San Francisco – Embarcadero Station: with Transbay Terminal facing every planning and constructibility problem known to humanity, and the current terminal at 4th and King too far from the CBD, why not extend the trains under King Street and then the Embarcadero and build a station near the Ferry Building? Building this close to water is a nightmare, and the curve from King to the Embarcadero may be too sharp, but at least this connects to BART directly and has no station length constraints. On the third hand, the Embarcadero is wide but possibly not wide enough for three platforms and six tracks.
Tilting HSR: tilting HSR trains are either relatively low-speed (the Pendolino is limited to 250 km/h, with a few derivatives capable of a bit more) or relatively low-tilt (Talgos are capable of 180 mm of cant deficiency, and the latest Shinkansen trains have active suspension allowing up to about the same for the E5 Series. However, trains capable of 250 mm cant deficiency and 360 km/h are feasible; this is the main subject of Martin Lindahl’s thesis, which I (and others) have been quoting as a ready source of HSR track standards around the world. That said, probably the only place in the world that needs such trains is the Northeast Corridor, due to its unique combination of long straight stretches, on which very high speeds are possible or could be with minor infrastructure upgrades, and long curvy stretches, on which even major upgrades could not bring up to full HSR standards.

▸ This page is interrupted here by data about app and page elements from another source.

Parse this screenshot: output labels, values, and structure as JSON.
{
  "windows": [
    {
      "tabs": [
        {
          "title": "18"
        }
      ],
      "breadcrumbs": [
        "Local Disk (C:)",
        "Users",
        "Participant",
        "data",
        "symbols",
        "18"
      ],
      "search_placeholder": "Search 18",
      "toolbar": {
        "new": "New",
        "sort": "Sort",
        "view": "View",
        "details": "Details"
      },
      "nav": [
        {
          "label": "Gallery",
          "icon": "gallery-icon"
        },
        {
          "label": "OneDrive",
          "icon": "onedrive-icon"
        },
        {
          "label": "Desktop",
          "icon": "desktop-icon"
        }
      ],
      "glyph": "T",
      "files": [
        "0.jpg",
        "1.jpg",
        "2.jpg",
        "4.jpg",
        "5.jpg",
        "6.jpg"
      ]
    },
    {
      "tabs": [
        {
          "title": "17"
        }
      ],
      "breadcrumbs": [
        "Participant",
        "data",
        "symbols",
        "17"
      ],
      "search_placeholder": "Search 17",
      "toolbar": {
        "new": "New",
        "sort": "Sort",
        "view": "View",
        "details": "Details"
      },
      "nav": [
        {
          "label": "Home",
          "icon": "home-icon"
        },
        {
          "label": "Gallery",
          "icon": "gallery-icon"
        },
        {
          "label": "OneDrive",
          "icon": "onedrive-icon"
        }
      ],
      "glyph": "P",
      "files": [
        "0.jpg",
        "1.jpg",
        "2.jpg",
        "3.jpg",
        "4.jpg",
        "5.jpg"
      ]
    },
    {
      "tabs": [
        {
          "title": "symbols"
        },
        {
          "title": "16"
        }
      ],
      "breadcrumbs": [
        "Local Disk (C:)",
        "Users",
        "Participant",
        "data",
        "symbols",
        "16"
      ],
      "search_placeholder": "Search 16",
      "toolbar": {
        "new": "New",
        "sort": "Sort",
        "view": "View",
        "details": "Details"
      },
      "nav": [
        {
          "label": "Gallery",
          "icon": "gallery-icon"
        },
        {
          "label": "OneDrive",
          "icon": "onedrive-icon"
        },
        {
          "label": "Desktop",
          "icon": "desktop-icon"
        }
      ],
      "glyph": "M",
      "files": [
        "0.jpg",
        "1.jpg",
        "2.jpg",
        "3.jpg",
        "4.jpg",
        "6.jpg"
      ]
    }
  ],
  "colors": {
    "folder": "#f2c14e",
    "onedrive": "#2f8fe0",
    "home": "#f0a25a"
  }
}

Catenary-free HSR: there’s new technology for catenary-free light rail, which is intended for use in historic city centers with aesthetic opposition to trolleywire. The contactless power supply is buried under the tracks, with each segment activated only when a train is completely above it. Although the technology is still low-speed, it could be useful for HSR. Pantographs generate disproportionate noise at high speeds, and Japan specifically has been squeezing every possible decibel out of low-noise pantographs. Being able to eliminate the pantograph would carry this to its logical conclusion. On the margins, it would also permit narrower rights-of-way, since no space for catenary poles would be needed.